| TASK INSTRUCTIONS |
Look for the word "arrow" in the entries and copy each line where it appears.

| INPUT |
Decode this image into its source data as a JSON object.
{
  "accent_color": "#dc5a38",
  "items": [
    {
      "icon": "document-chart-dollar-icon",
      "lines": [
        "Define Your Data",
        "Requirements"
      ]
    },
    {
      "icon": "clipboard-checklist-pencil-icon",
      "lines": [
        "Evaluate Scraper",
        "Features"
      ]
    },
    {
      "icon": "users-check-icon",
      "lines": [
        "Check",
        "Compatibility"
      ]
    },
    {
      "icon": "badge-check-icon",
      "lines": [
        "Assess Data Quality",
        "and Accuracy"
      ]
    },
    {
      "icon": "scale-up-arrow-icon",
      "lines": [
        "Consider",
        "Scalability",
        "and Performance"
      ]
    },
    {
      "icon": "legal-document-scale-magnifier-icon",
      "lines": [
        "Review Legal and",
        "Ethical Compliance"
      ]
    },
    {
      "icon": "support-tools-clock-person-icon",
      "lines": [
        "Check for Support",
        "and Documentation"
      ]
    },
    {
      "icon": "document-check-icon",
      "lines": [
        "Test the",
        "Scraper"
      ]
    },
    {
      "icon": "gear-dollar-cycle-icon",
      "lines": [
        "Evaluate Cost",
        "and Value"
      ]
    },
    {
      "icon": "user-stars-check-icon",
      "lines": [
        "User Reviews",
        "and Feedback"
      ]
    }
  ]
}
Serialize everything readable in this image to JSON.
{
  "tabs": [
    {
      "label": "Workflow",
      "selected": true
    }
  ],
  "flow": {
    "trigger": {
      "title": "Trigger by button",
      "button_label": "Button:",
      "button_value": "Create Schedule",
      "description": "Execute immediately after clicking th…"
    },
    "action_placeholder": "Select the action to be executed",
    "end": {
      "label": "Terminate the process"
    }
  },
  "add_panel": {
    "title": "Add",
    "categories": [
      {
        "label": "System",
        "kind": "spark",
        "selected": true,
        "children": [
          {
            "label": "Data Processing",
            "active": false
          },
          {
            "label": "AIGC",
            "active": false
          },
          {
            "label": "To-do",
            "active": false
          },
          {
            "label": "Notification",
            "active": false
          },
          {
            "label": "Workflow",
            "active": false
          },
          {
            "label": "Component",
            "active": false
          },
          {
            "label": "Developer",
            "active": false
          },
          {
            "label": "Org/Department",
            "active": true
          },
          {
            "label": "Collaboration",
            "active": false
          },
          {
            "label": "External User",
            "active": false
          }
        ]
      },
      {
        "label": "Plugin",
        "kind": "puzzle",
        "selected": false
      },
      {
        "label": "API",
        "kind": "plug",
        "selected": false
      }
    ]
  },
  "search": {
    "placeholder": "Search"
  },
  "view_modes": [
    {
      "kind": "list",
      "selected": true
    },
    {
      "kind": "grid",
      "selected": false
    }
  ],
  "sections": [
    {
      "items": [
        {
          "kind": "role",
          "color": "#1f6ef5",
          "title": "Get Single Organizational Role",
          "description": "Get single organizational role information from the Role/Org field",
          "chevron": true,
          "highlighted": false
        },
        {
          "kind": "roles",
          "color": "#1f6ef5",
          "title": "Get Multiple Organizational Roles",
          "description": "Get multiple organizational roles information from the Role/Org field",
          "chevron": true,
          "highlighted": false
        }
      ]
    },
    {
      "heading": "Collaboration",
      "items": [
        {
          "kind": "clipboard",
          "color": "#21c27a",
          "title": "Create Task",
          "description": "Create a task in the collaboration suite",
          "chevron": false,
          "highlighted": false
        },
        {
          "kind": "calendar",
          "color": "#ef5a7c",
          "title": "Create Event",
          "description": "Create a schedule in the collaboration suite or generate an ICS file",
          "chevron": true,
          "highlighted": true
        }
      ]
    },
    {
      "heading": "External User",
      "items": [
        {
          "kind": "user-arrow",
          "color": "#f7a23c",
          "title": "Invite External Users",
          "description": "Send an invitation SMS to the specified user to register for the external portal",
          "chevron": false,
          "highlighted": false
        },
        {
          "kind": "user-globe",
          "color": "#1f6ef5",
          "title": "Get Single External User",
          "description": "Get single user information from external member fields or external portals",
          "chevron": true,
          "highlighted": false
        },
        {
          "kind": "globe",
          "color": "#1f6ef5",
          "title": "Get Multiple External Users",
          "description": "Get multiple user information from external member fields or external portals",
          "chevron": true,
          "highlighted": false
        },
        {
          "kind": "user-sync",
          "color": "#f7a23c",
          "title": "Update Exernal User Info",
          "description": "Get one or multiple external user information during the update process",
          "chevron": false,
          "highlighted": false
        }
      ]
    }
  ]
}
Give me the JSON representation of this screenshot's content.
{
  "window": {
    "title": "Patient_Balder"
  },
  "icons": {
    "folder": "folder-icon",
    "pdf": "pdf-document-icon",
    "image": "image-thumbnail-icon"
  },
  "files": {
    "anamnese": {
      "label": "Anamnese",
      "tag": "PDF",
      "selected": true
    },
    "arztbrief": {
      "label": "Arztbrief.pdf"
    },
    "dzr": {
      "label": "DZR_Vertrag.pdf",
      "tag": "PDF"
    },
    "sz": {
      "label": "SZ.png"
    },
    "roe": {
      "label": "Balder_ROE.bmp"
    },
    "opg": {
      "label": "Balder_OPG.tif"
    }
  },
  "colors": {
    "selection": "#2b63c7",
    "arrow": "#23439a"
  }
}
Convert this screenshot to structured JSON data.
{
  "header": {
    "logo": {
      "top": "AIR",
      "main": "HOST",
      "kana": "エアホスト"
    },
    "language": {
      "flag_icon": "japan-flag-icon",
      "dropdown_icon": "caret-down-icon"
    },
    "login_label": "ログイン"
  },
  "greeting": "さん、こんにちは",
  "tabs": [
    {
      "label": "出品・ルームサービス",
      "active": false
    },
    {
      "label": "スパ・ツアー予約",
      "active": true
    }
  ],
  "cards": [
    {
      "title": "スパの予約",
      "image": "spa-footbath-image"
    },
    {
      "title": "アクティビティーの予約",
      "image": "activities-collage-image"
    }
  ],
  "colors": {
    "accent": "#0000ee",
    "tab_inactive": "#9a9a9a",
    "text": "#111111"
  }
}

| SOLUTION FOR THIS EXERCISE |
      "icon": "scale-up-arrow-icon",
          "kind": "user-arrow",
    "arrow": "#23439a"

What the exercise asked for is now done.